__Directions__
Repeat the records verbatim and leave the pictures out of your copy.

= = = = = = =

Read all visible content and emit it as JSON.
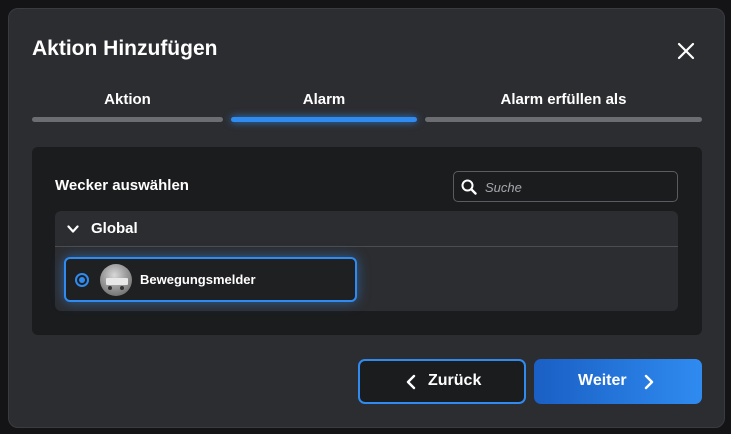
{
  "dialog": {
    "title": "Aktion Hinzufügen",
    "close_icon": "close-icon"
  },
  "steps": [
    {
      "label": "Aktion",
      "active": false
    },
    {
      "label": "Alarm",
      "active": true
    },
    {
      "label": "Alarm erfüllen als",
      "active": false
    }
  ],
  "panel": {
    "label": "Wecker auswählen",
    "search": {
      "placeholder": "Suche",
      "icon": "search-icon"
    },
    "group": {
      "label": "Global",
      "icon": "chevron-down-icon",
      "items": [
        {
          "label": "Bewegungsmelder",
          "selected": true,
          "icon": "avatar"
        }
      ]
    }
  },
  "footer": {
    "back_label": "Zurück",
    "back_icon": "chevron-left-icon",
    "next_label": "Weiter",
    "next_icon": "chevron-right-icon"
  },
  "colors": {
    "accent": "#2f8bf0",
    "dialog_bg": "#2c2d30",
    "panel_bg": "#1b1c1e",
    "inactive_bar": "#6b6d72"
  }
}
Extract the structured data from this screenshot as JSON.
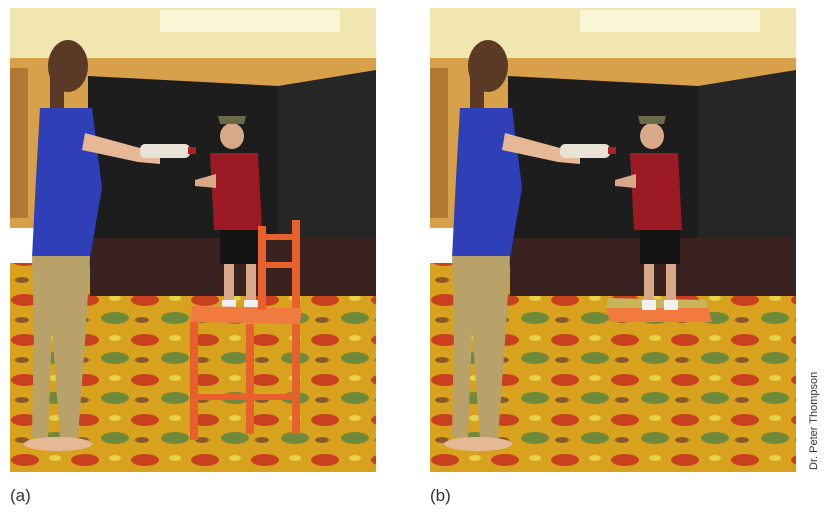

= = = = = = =

__Exercise solution__
Read all visible content and emit it as JSON.
{
  "dialog": {
    "title": "Aktion Hinzufügen",
    "close_icon": "close-icon"
  },
  "steps": [
    {
      "label": "Aktion",
      "active": false
    },
    {
      "label": "Alarm",
      "active": true
    },
    {
      "label": "Alarm erfüllen als",
      "active": false
    }
  ],
  "panel": {
    "label": "Wecker auswählen",
    "search": {
      "placeholder": "Suche",
      "icon": "search-icon"
    },
    "group": {
      "label": "Global",
      "icon": "chevron-down-icon",
      "items": [
        {
          "label": "Bewegungsmelder",
          "selected": true,
          "icon": "avatar"
        }
      ]
    }
  },
  "footer": {
    "back_label": "Zurück",
    "back_icon": "chevron-left-icon",
    "next_label": "Weiter",
    "next_icon": "chevron-right-icon"
  },
  "colors": {
    "accent": "#2f8bf0",
    "dialog_bg": "#2c2d30",
    "panel_bg": "#1b1c1e",
    "inactive_bar": "#6b6d72"
  }
}
Extract the structured data from this screenshot as JSON.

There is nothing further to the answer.